Japan created Godzilla as a response to their nuclear horrors. America’s Godzilla features a military scrambling to recover a killaton warhead as if our fear is not having nukes at all.
Charging in for the precious device is Aaron Taylor Johnson, a buffed up, six packed Marine who follows the rampage of vacationing monsters as they step onto the shores of Hawaii and San Francisco. Insect-ish MUTOs, unleashed from the dawn of a radioactive Earth, compress the plot’s veins to ensure their grandiose visage is dominant in cinematographers Seamus McGarvey’s lens.
Godzilla? He’s out there with an instinctual craving for MUTO flattening and maybe nostalgia – Godzilla and his prey mashed the Earth during their period of pre-historic dominance, reawakened from a lack of nuclear oversight. Director Gareth Edwards pairs with scriptwriter Max Borenstein (with uncredited rewrites attributed to Frank Darabont) to pluck the conceptual charm of Jaws: Godzilla is screen rare.
Where Steven Spielberg succeeded in his shark endeavors, both in making his toothy fish a narrative presence and splitting human drama with a trio of genuine personalities, Edwards and Borenstein appear lost. Godzilla swims the Pacific for much of his American do over, and any sighted reprieves are whisked away by the clipping of an antagonizing editor. Cinema’s grandest leviathan has been demeaned to secondary status.
Johnson’s quiet screen aura is more of a visual framing device: Squeeze the soldier into the image to help audiences gestate on the triumphant sense of scale and mass. Ishiro Serizawa (Ken Watanabe) pampers viewers with expository science, his one note sense of quiet awe leading to a cemented facial expression. Barely relevant military leads (David Strathairn, Richard T. Jones) bounce around the undercarriage of an aircraft carrier to spew empty victory speeches or prop up America’s invincibility.
It’s Bryan Cranston as Johnson’s delirious and grief riddled father who extracts a sensible mystery, emotionally pierced after his wife was soaked in radioactive steam during a 1999 Japanese power plant incident.
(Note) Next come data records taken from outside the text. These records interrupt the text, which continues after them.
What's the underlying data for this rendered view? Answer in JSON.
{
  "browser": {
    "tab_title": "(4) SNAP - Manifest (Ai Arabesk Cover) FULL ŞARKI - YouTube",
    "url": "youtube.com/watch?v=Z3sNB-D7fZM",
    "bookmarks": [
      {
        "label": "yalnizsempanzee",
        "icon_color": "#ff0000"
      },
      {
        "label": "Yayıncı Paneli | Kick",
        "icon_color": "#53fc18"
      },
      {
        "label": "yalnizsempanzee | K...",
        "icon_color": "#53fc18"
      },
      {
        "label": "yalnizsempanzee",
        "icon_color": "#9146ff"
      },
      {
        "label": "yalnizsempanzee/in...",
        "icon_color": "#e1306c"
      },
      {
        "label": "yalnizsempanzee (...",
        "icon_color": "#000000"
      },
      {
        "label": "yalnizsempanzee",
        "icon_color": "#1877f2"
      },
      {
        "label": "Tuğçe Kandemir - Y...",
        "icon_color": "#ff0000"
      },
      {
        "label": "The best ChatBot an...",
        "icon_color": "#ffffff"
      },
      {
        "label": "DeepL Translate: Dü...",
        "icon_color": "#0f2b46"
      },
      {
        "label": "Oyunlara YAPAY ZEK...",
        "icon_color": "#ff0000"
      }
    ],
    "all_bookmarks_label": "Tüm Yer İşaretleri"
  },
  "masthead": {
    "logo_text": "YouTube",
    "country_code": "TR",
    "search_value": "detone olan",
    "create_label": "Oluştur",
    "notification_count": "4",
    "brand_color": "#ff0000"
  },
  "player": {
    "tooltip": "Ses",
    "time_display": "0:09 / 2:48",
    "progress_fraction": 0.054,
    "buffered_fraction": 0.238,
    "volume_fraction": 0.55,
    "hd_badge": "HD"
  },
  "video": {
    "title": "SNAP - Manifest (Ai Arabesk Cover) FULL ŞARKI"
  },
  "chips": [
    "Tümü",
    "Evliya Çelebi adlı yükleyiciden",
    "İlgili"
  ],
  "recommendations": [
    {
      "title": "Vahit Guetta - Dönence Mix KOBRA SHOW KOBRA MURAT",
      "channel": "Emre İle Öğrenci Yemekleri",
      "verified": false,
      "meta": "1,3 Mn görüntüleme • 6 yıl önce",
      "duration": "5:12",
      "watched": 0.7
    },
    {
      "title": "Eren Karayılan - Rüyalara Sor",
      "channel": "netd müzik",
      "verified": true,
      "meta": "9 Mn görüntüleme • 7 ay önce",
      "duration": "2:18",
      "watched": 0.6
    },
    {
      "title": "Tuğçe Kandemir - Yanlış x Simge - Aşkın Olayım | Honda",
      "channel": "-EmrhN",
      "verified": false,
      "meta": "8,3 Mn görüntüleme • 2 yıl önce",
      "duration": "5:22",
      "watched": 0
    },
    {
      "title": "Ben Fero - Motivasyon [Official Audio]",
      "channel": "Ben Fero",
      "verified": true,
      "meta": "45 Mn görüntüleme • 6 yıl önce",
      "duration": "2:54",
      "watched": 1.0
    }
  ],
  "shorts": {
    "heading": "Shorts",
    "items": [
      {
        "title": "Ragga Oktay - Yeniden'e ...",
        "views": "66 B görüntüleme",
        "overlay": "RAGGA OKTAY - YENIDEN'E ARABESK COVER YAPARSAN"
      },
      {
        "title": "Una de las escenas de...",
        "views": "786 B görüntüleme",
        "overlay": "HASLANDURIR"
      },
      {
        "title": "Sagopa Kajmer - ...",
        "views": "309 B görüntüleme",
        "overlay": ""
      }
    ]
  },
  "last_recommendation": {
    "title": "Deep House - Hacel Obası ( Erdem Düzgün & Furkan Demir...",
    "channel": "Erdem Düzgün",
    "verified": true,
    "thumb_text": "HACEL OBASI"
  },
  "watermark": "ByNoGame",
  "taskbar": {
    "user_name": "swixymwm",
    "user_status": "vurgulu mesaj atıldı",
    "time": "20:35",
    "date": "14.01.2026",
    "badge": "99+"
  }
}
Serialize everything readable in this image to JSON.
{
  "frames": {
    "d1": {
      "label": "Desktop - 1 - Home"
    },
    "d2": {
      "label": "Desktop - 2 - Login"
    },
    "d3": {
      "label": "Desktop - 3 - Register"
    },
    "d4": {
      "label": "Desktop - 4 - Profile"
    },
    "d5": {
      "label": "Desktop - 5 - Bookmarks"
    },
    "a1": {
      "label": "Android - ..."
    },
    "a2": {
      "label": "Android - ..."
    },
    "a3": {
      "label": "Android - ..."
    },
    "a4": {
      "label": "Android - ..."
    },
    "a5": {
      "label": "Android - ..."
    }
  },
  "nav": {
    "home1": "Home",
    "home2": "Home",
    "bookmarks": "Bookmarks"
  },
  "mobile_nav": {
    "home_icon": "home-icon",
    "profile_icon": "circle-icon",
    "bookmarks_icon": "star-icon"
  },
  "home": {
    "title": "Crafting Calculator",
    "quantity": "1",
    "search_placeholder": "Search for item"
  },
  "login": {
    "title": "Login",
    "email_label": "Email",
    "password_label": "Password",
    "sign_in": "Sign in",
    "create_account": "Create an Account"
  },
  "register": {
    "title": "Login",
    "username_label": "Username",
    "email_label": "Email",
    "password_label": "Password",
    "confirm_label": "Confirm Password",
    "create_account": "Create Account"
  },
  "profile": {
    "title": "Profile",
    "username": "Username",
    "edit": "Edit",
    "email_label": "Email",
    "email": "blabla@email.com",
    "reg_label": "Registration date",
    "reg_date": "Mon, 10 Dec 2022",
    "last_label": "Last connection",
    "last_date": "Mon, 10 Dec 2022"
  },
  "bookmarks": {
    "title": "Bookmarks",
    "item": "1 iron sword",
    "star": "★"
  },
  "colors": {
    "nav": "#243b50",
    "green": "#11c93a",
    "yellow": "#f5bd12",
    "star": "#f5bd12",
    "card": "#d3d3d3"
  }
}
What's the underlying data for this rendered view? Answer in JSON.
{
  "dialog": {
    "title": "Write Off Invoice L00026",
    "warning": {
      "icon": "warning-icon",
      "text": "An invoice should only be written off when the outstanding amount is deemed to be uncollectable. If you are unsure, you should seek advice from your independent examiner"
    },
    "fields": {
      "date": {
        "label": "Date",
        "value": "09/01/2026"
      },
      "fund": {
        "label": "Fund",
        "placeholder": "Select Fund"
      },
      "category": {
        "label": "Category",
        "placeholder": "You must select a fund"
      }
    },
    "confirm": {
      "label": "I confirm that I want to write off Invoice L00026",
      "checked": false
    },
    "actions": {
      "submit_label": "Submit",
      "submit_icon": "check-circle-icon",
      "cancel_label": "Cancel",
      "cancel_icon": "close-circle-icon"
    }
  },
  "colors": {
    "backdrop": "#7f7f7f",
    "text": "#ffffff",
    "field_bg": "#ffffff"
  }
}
Cranston’s scenes are an admirable center in a film often thumped by squandered pacing.
Come the second half, Godzilla rummages through tropes of summer spectacles. Tanks swim through layers of panicked Californians as they seek shelter, Godzilla’s latest fare descriptive with the camera in depicting the sizable fear of looming disaster. This edition of the radiated animal’s exploits are not built on awe so much as they are an inevitable event. Godzilla is less representative of nuclear carelessness (less this national battleground appear drunk on domestic weaponization) than he is part of nature’s balancing act. It’s clever in both harnessing signs of explosive fallout to respect the origins and still adding a blast of USA pride. Godzilla isn’t our fault – he just is. We’re now amongst the second American Godzilla birthed by something outside of the country’s control.
With 20 minutes to go, Godzilla finally rises, beginning a non-tactical desecration of San Francisco, scrumming with two MUTOs who fiercely peck and poke at the giant’s hide, all while Johnson (and company) take umbrage under this scrappy collision. All the while, Alexander Desplat pumps out his score which screams enormity and eventually crowing Godzilla king with rightful, bellowing trumpets.
Godzilla is $160 million of back loaded spectacle.
Note: The following technical critiques are based on location experiences. Such reviews are not scored and should be considered as generalized guidelines given variations in projection/audio systems.
Godzilla employed the Arri Alexa Plus for its filming purposes, with resulting images deep in sharpness and fidelity. CG soaked scenarios of abandoned or crushed cities display buildings into horizon lines where needed, with subtle touches or signs visible no matter the distance. Some noise seeps into certain effects shots, although the complexity is often an acceptable excuse. Into the rampage, San Francisco is walloped by hazes of smoke and dust. While black levels recede to best serve both 2D and 3D presentations, depth is not lost. Post production color tweaking mixes in reds, yellows, and softer earth hues for a pleasingly rich palette, still hinging on the sense of pale doom.
Post conversion 3D is admirable, if rarely considered by the film making team. Consider it an accentuation rather than pop-out thrill ride. Scenes of post-city squashing damage are enhanced by the deepened frame and despite the torrent of raining debris, even the downtown animal brawls are given definitive dimension.
Theaters with booming subwoofers will best serve this thundering feature, although an IMAX screening (this review is based on IMAX and standard screen viewings) was unnecessarily vicious, bleaching the high-end and even wrapping some dialog in noise. Subtle uses still produce a vast sound stage of crumbling buildings, and the birth of the first MUTO in a controlled environment creates creaking and moaning equipment as the weight strain takes over.